**LISTED RECORDS**
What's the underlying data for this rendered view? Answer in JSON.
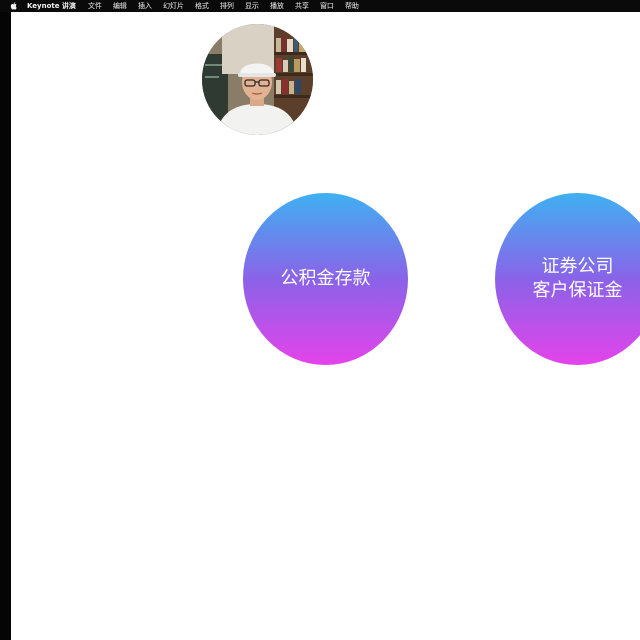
{
  "menubar": {
    "app_name": "Keynote 讲演",
    "items": [
      "文件",
      "编辑",
      "插入",
      "幻灯片",
      "格式",
      "排列",
      "显示",
      "播放",
      "共享",
      "窗口",
      "帮助"
    ]
  },
  "icons": {
    "apple": "apple-logo-icon"
  },
  "slide": {
    "bubbles": [
      {
        "lines": [
          "公积金存款"
        ]
      },
      {
        "lines": [
          "证券公司",
          "客户保证金"
        ]
      }
    ]
  },
  "colors": {
    "gradient_top": "#3fb0f2",
    "gradient_mid": "#8a63e8",
    "gradient_bottom": "#e443ea",
    "menubar_bg": "#0a0a0a"
  }
}
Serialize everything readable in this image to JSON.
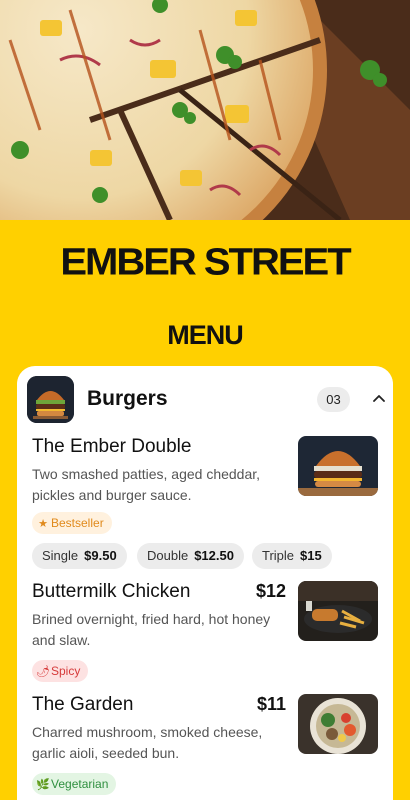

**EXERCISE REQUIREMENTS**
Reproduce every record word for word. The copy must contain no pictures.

**ANSWER SPACE**
What's the underlying data for this rendered view? Answer in JSON.
{
  "menubar": {
    "app_name": "Keynote 讲演",
    "items": [
      "文件",
      "编辑",
      "插入",
      "幻灯片",
      "格式",
      "排列",
      "显示",
      "播放",
      "共享",
      "窗口",
      "帮助"
    ]
  },
  "icons": {
    "apple": "apple-logo-icon"
  },
  "slide": {
    "bubbles": [
      {
        "lines": [
          "公积金存款"
        ]
      },
      {
        "lines": [
          "证券公司",
          "客户保证金"
        ]
      }
    ]
  },
  "colors": {
    "gradient_top": "#3fb0f2",
    "gradient_mid": "#8a63e8",
    "gradient_bottom": "#e443ea",
    "menubar_bg": "#0a0a0a"
  }
}
Serialize everything readable in this image to JSON.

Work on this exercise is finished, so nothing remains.